Enforcing team rules can be tricky

 

 

By Rick Traugott

 

I am not a big fan of team rules. I am more of a team guidelines kind of coach. But there is one of my team rules that I absolutely will not bend on. I make it very clear with my athletes that, unless instructed to by me, there will be no talking to referees. And, if anyone gets a penalty for unsportsmanlike conduct because they were talking to a referee, they will immediately go to the dressing room for, at the very least, the remainder of the game.

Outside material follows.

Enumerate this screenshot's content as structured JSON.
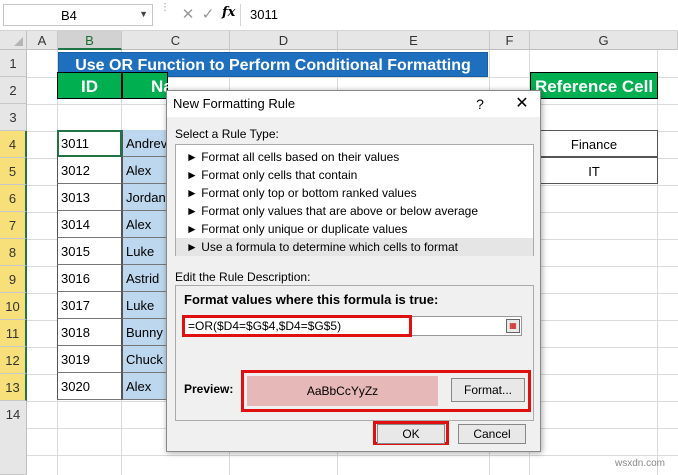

We now live in a society that seems to be very comfortable with pushing back against authority, leadership and, more personally, us as coaches. I have had parents of athletes write five-page documents, citing association and league bylaws, to argue that the week-long suspension I gave to their athlete was “unconstitutional.” Never mind that the one-week suspension was the best thing for my team and that player; and, as a leader, I was comfortable with and willing to stand by my decision. Often athletes—and by extension their parents—only see things through a selfish “it’s all about me” lens, which I totally understand but at the same time need to be aware of.

A terrific study of coaching is the book Season on the Brink by John Feinstein. One of the most prolific sports authors of all time (and famous for one of the best books on golf, A Good Walk Spoiled), Feinstein spends and writes about the entire 1985-86 season with legendary basketball coach Bobby Knight and the University of Indiana Hoosiers. An all-access account of the year, we get to see how a revered but controversial coach navigates the choppy waters of NCAA basketball and coaching student athletes to be their best, both on and off the court.

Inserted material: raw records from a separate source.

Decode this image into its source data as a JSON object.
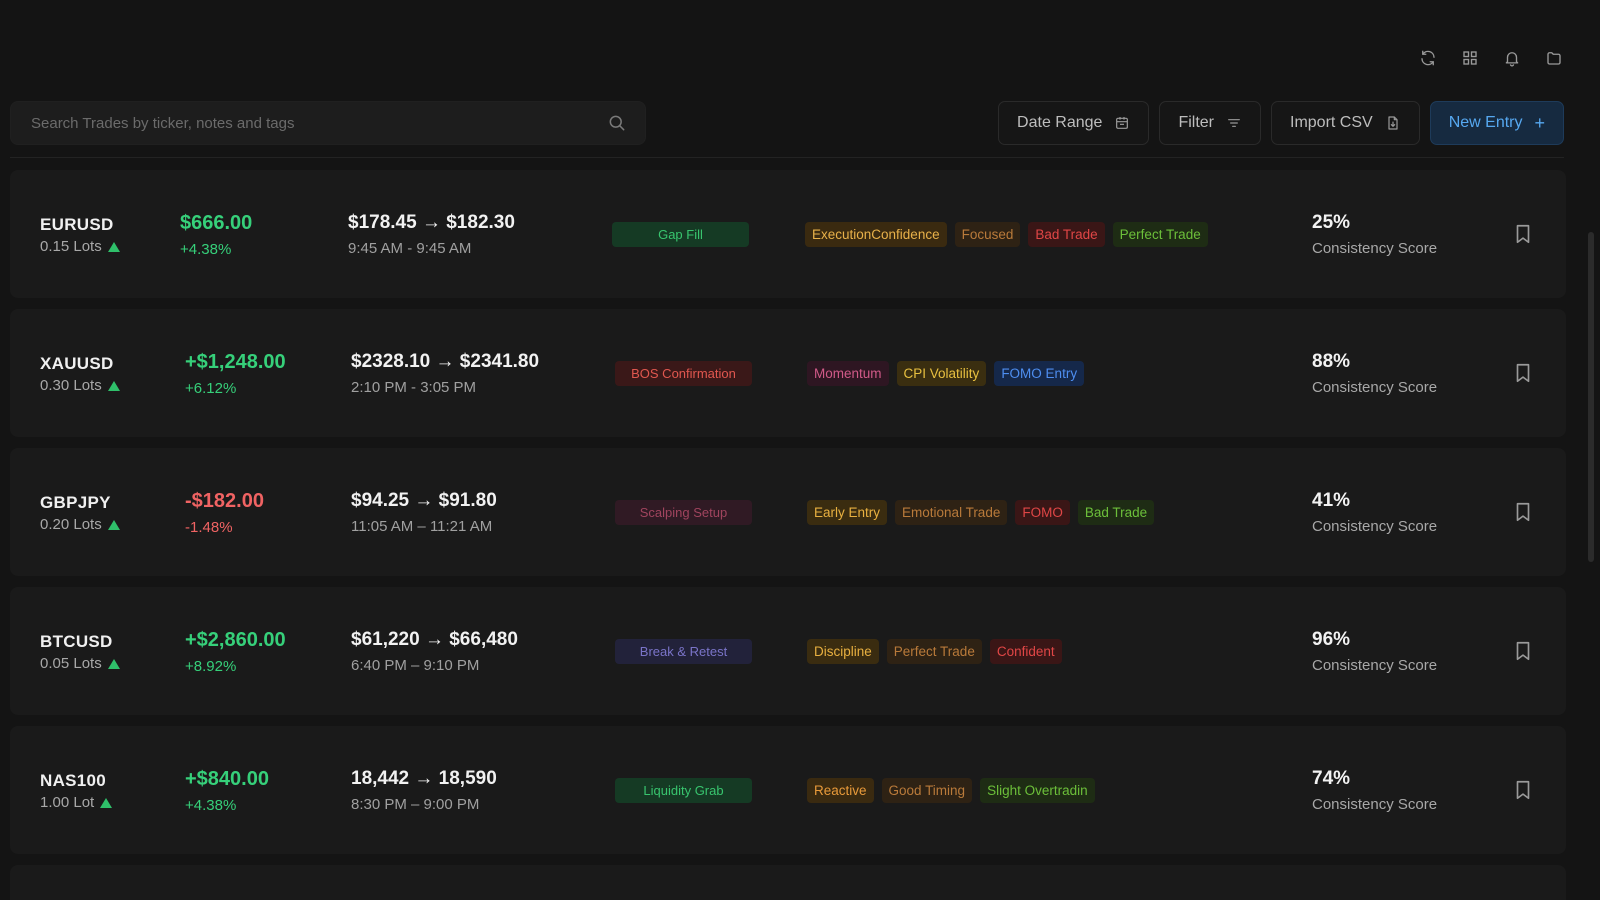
{
  "search": {
    "placeholder": "Search Trades by ticker, notes and tags"
  },
  "toolbar": {
    "date_range_label": "Date Range",
    "filter_label": "Filter",
    "import_label": "Import CSV",
    "new_entry_label": "New Entry",
    "new_entry_icon": "+"
  },
  "colors": {
    "accent": "#56a8f0",
    "positive": "#36d07a",
    "negative": "#f06363"
  },
  "trades": [
    {
      "ticker": "EURUSD",
      "lots": "0.15 Lots",
      "pnl": "$666.00",
      "pct": "+4.38%",
      "direction": "positive",
      "price_range": "$178.45 → $182.30",
      "time": "9:45 AM - 9:45 AM",
      "setup": "Gap Fill",
      "tags": [
        "ExecutionConfidence",
        "Focused",
        "Bad Trade",
        "Perfect Trade"
      ],
      "score": "25%",
      "score_label": "Consistency Score"
    },
    {
      "ticker": "XAUUSD",
      "lots": "0.30 Lots",
      "pnl": "+$1,248.00",
      "pct": "+6.12%",
      "direction": "positive",
      "price_range": "$2328.10 → $2341.80",
      "time": "2:10 PM - 3:05 PM",
      "setup": "BOS Confirmation",
      "tags": [
        "Momentum",
        "CPI Volatility",
        "FOMO Entry"
      ],
      "score": "88%",
      "score_label": "Consistency Score"
    },
    {
      "ticker": "GBPJPY",
      "lots": "0.20 Lots",
      "pnl": "-$182.00",
      "pct": "-1.48%",
      "direction": "negative",
      "price_range": "$94.25 → $91.80",
      "time": "11:05 AM – 11:21 AM",
      "setup": "Scalping Setup",
      "tags": [
        "Early Entry",
        "Emotional Trade",
        "FOMO",
        "Bad Trade"
      ],
      "score": "41%",
      "score_label": "Consistency Score"
    },
    {
      "ticker": "BTCUSD",
      "lots": "0.05 Lots",
      "pnl": "+$2,860.00",
      "pct": "+8.92%",
      "direction": "positive",
      "price_range": "$61,220 → $66,480",
      "time": "6:40 PM – 9:10 PM",
      "setup": "Break & Retest",
      "tags": [
        "Discipline",
        "Perfect Trade",
        "Confident"
      ],
      "score": "96%",
      "score_label": "Consistency Score"
    },
    {
      "ticker": "NAS100",
      "lots": "1.00 Lot",
      "pnl": "+$840.00",
      "pct": "+4.38%",
      "direction": "positive",
      "price_range": "18,442 → 18,590",
      "time": "8:30 PM – 9:00 PM",
      "setup": "Liquidity Grab",
      "tags": [
        "Reactive",
        "Good Timing",
        "Slight Overtradin"
      ],
      "score": "74%",
      "score_label": "Consistency Score"
    }
  ]
}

One of Coach Knight’s best quotes is, “Don’t make rules, because if you do, you have to treat the good kid exactly the way you treat the bad kid.” Knight goes on to explain that circumstances are different for every athlete in your charge, and it’s much better to deal with situations as they arise rather than have blanket rules that are hard and fast, thereby being fairly inflexible.

When most coaches talk about playing time the line “fair doesn’t mean equal” is often heard. In many ways this is true as well when it comes to team expectations, team discipline and sometimes the consequences that go along with it. Often, what coaches need to be able to do is to step in, exert their leadership skills and position on a situation, and make corrections as needed.

 

Be Open and Direct

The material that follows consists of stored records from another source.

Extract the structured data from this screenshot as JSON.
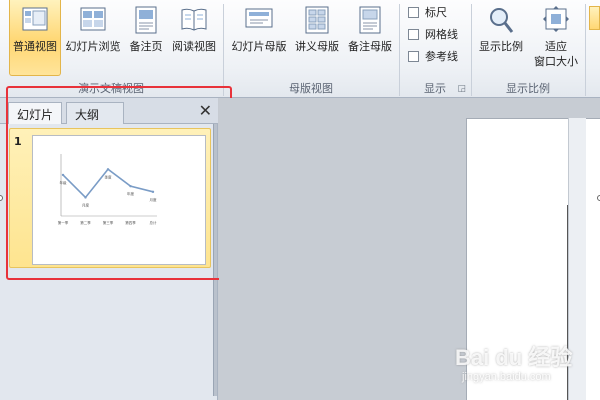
{
  "ribbon": {
    "presentation_views": {
      "group_label": "演示文稿视图",
      "normal_label": "普通视图",
      "slide_sorter_label": "幻灯片浏览",
      "notes_page_label": "备注页",
      "reading_view_label": "阅读视图"
    },
    "master_views": {
      "group_label": "母版视图",
      "slide_master_label": "幻灯片母版",
      "handout_master_label": "讲义母版",
      "notes_master_label": "备注母版"
    },
    "show": {
      "group_label": "显示",
      "ruler_label": "标尺",
      "gridlines_label": "网格线",
      "guides_label": "参考线"
    },
    "zoom": {
      "group_label": "显示比例",
      "zoom_label": "显示比例",
      "fit_line1": "适应",
      "fit_line2": "窗口大小"
    }
  },
  "panel": {
    "tabs": [
      {
        "label": "幻灯片",
        "selected": true
      },
      {
        "label": "大纲",
        "selected": false
      }
    ],
    "close_glyph": "✕",
    "slides": [
      {
        "number": "1"
      }
    ]
  },
  "thumbnail_chart": {
    "type": "line",
    "values": [
      56,
      48,
      58,
      52,
      50
    ],
    "point_labels": [
      "年级",
      "月度",
      "季度",
      "年度",
      "月度"
    ],
    "categories": [
      "第一季",
      "第二季",
      "第三季",
      "第四季",
      "总计"
    ],
    "line_color": "#7a9cc6"
  },
  "watermark": {
    "brand": "Bai du 经验",
    "sub": "jingyan.baidu.com"
  },
  "colors": {
    "active_button": "#ffd773",
    "highlight_border": "#e8323a",
    "selected_slide_bg": "#fee48f"
  }
}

Here are three examples of how a coach can take charge of a bad situation rather than just make blanket team rules that affect the entire team:

1) A certain player has been spending an inordinate amount of time at the local skateboard park. As a coach you see not enough time spent at homework, late nights and a concern about influences that are rumored to be hanging out at the park late at night. The easy way to solve the problem is to enforce a “No Skateboarding” rule for your team. But what really needs to happen is an open and direct conversation with this certain athlete (and possibly their family).

2) A number of athletes on your team enjoy having sleepovers on Friday nights before your regular Saturday home games.  However, the players who go to one particular home end up getting to bed very late and have difficulty playing with any intensity or focus the next day. As a coach, the easy way to solve the problem is to enforce a “No Sleepovers” rule. But what really needs to happen is an open and direct conversation with the host athlete of the disruptive sleepovers (and possibly their family).

3) You have asked your athletes to arrive at the rink 45 minutes before games and practices but one of your players is continually arriving 20 minutes late, often missing important information and the team warm up. As a coach, the easy way to solve the problem is to enforce an “Arrive Late, Don’t Dress” policy for the entire team. But what really needs to happen is an open and honest conversation with the offending player (and possibly their family) with the hope of finding a solution to the problem.

So, as a leader of my team community, I need to be comfortable with telling my skateboarder that staying late at the skateboard park is not acceptable and if it continues, there will be consequences. I will not issue a team-wide skateboarding ban to easily solve the problem.

As a leader of my team community, I need to be comfortable dealing with my disruptive sleepover household and be clear about possible consequences. I will not make a team-wide sleepover ban to easily solve the problem.

As a leader of my team community, I need to be comfortable telling my continually late athlete that not being on time is unacceptable and that there will be consequences in the future. I will not subject the entire team to a “no playing if you are late” policy to easily solve the problem. That’s not how enforcement of team rules should work.

At the core, all of your athletes are different; they come from different families and have varied situations. A coach must embrace the idea that fair is not always equal and, by extension, we need to deal with issues as they arise head on—whether that means dealing with one athlete or, if more appropriate, with the entire team.

Rick Traugott is a veteran coach who has served with Hockey Canada as a camp coach, with both the National Women’s U18 and U22/Development teams. His teams have won numerous championships and medals in international competitions. For more information visit his website, www.ricktraugott.com. Reproduced with permission of Rick Traugott.